Residual values on trucks have fallen as a result of a rapid consumer shift this year away from pickups and SUVs to more fuel-efficient passenger cars in the face of high gas prices.
Automotive Lease Guide Inc., a key provider of residual-value forecasting to the auto industry, significantly repositioned its forecast July 28 by reducing the expected resale value on trucks by 8.5 percentage points and raising the anticipated return on cars with high fuel economy by an average of five percentage points.
In addition to its actions in Canada, GMAC says it will terminate its SmartBuy program, a purchase transaction that, similar to a lease, offers lower monthly payments but includes a balloon payment at the end.
GMAC also plans to reduce the volume of new lease originations in the U.S., largely through product and pricing refinement, Hull says.
Additionally, the company will raise prices on other auto-financing programs, explore ways to originate more leases through its banking unit and implement a purchase program to motivate lessees to buy the vehicle at the end of their contract.
George Magliano, director of automotive research and forecasting-Americas at Global Insight Inc., says auto makers will feel the pinch of cutbacks in leasing by finance companies.
Chrysler Financial, the financing arm of Chrysler LLC, announced last week it would terminate its leasing business. Ford Motor Co., American Honda Co. Ltd. and BMW of North America LLC also have made news recently by taking financial impairments against their leasing portfolios.
“In the short-run, it’s not good,” Magliano says. “Not having the leasing option available, or terms so onerous people won’t lease, is going to hurt sales volumes.
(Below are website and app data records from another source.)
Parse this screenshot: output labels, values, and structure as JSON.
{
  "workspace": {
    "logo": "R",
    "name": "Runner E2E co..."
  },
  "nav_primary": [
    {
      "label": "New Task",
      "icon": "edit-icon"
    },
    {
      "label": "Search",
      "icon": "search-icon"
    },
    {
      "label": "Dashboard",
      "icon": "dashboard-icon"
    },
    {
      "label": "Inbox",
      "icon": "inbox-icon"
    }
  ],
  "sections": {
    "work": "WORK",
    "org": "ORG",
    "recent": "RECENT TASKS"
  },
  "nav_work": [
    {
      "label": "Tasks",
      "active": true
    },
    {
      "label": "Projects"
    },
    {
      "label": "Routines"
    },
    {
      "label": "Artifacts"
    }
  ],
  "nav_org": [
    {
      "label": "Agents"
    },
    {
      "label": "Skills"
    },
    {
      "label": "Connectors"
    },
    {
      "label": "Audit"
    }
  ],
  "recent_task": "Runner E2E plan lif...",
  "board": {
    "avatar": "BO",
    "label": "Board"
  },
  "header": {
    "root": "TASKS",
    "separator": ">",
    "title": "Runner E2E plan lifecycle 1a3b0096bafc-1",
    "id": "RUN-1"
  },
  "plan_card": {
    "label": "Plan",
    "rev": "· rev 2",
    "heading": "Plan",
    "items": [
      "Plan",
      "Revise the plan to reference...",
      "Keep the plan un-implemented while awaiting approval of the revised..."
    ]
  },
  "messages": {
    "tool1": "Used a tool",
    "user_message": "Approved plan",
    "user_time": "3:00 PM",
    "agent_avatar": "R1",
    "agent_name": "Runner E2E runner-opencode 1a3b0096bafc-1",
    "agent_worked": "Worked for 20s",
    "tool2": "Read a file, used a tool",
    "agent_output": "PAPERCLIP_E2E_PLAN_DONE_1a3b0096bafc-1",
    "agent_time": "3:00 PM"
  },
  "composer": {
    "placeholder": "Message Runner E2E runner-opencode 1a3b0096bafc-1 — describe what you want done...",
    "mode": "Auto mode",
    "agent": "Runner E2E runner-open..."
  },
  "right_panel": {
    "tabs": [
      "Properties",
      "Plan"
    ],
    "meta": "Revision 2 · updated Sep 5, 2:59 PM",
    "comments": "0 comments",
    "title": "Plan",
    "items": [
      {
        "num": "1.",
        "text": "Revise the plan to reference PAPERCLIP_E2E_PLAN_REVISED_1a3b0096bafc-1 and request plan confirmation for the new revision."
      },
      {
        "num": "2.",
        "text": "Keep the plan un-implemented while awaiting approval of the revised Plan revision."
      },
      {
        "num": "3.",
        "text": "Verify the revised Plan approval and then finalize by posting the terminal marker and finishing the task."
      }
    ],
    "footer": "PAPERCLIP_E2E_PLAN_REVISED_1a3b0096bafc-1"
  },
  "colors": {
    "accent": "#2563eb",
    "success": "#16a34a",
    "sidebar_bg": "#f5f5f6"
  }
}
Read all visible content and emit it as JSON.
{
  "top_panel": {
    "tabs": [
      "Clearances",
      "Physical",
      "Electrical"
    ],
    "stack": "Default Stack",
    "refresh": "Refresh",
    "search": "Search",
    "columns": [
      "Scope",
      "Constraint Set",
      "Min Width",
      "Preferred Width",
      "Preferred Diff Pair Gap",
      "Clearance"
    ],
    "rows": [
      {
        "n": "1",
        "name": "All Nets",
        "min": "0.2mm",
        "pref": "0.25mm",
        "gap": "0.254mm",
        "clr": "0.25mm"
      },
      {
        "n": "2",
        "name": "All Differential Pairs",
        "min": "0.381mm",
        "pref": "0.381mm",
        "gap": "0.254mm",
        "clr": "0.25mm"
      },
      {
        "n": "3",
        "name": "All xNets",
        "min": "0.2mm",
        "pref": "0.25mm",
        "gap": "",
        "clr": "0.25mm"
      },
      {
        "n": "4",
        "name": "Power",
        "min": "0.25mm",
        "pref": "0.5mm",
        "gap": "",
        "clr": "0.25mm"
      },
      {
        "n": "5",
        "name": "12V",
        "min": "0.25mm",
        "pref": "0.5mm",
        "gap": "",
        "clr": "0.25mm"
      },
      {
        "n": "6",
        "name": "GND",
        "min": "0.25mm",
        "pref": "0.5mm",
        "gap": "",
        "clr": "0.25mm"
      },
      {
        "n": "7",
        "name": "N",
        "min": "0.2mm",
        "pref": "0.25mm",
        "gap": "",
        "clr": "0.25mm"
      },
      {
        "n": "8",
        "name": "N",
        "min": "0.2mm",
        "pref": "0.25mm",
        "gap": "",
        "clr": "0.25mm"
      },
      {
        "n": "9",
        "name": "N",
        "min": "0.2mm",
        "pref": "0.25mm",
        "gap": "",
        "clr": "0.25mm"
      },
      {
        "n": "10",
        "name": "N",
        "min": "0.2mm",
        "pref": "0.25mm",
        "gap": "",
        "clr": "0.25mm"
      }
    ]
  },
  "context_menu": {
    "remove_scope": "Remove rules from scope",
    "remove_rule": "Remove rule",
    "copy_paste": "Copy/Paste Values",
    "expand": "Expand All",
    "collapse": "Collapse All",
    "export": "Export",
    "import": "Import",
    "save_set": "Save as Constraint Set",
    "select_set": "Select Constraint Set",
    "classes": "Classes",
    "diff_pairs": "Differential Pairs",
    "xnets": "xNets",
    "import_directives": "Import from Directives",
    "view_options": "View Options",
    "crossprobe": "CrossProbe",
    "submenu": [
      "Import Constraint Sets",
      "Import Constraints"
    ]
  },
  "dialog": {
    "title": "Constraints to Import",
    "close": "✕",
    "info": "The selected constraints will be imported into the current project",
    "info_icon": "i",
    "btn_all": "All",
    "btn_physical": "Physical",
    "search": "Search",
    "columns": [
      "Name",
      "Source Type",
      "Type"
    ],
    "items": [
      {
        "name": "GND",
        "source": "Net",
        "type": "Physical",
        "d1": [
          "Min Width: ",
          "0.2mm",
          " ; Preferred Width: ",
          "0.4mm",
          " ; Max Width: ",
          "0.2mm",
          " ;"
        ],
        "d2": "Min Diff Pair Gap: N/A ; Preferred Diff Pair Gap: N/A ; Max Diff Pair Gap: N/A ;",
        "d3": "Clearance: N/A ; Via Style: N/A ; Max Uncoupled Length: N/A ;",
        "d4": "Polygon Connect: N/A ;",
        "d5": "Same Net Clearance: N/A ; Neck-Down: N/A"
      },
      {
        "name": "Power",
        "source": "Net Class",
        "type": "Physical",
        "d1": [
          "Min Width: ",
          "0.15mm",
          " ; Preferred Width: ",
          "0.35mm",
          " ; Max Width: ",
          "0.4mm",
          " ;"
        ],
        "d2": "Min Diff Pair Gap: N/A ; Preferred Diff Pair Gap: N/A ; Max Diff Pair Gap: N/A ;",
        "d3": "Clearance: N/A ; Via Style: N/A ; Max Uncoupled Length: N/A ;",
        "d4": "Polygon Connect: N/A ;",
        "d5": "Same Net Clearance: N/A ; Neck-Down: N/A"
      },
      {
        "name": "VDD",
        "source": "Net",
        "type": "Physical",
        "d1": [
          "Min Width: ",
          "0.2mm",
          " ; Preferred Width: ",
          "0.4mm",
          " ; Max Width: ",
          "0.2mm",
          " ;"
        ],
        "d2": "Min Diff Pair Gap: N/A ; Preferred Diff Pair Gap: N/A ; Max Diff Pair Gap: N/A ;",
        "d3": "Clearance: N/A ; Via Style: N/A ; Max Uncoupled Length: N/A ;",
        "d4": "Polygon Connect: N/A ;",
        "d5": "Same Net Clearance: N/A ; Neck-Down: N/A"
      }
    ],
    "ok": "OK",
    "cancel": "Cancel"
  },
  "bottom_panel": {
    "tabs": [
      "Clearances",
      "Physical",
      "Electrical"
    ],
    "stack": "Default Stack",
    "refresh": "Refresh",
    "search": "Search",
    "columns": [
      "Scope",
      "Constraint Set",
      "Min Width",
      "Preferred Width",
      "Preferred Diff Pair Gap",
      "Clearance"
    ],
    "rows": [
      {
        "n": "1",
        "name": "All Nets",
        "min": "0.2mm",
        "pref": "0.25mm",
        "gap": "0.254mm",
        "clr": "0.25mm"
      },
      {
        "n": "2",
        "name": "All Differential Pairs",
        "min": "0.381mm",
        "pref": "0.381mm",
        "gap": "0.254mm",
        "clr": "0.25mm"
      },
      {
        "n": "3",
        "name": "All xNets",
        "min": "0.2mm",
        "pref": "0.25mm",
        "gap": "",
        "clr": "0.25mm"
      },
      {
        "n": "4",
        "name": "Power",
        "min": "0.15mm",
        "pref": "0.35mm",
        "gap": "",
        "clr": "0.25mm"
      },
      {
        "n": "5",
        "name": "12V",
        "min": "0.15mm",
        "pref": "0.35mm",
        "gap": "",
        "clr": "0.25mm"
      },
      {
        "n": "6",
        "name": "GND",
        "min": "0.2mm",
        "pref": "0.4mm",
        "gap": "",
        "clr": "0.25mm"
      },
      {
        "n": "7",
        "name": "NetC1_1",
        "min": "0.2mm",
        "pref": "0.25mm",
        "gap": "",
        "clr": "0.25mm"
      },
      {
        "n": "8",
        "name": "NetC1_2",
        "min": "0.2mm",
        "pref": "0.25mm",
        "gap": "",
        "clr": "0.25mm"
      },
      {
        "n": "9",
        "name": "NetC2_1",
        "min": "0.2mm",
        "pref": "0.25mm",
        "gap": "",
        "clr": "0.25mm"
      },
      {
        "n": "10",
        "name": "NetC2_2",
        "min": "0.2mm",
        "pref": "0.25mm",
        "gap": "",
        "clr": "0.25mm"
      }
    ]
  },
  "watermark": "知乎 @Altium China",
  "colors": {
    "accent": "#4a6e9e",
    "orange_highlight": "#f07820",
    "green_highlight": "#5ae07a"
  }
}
Auto makers won’t entice all these people looking to lease, or turning in their lease, to buy through low-interest loans and rebates. They’ll go elsewhere if they can.”
Magliano speculates 0.0% down and 0.0% financing terms over an extended period also may be in jeopardy.
GMAC says GM, which sold a 51% stake in the lender two years ago to an investment consortium led by Cerberus Capital Management LP, likely will shoulder up to $1.5 billion of future impairments to the company’s lease portfolio.
GM already has provided $350 million to GMAC as part of a risk-sharing agreement. The auto maker reports its second-quarter earnings tomorrow (Aug. 1), and analysts expect weak results due to the shift in product mix from trucks to cars and an overall slower vehicle-sales market.
GMAC further reports lease originations declined in the second quarter to $12.4 billion from year-ago’s $14 billion.
“The U.S. economy continues to soften and with it auto sales,” Hull says. “Consumer credit is weak, and we see this even in the highest credit tiers of our auto business. Home prices remain under pressure, and residential builders are struggling.
“Record fuel prices are pummeling used-vehicle prices and, on top this, the capital and credit markets remain disruptive. We see no signs of it blowing over.”
However, Hull indicates GMAC does not intend to entirely suspend or terminate its lease business with GM.
“We stopped leasing in Canada. We stopped selling our SmartBuy, and we’re going to be reducing lease volumes in the United States,” he says.
“So assume there is a lower availability of leased product in the market over time, (but) we have no intention (of shutting it down). We intend to support GM going forward within the realm of our liquidity capacity.”
Hull also reports a decline in 30-day delinquency rates to 2.18% in the quarter from 2.37% year-ago, due mostly to intensified collection activities and tighter underwriting.
But he declines comment on news GMAC may merge its auto-finance business with Chrysler Financial.
“There’s been plenty of speculation about Chrysler Financial and GMAC, because of some common ownership through Cerberus, and we simply cannot comment on that transaction at this time,” Hull says.
GMAC’s overall loss of $2.48 billion in the second quarter compares with a profit of $293 million in like-2007. Losses at the lender’s mortgage unit, Residential Capital LLC, grew to $1.86 billion from a loss of $254 million last year, as the housing market continues its struggles.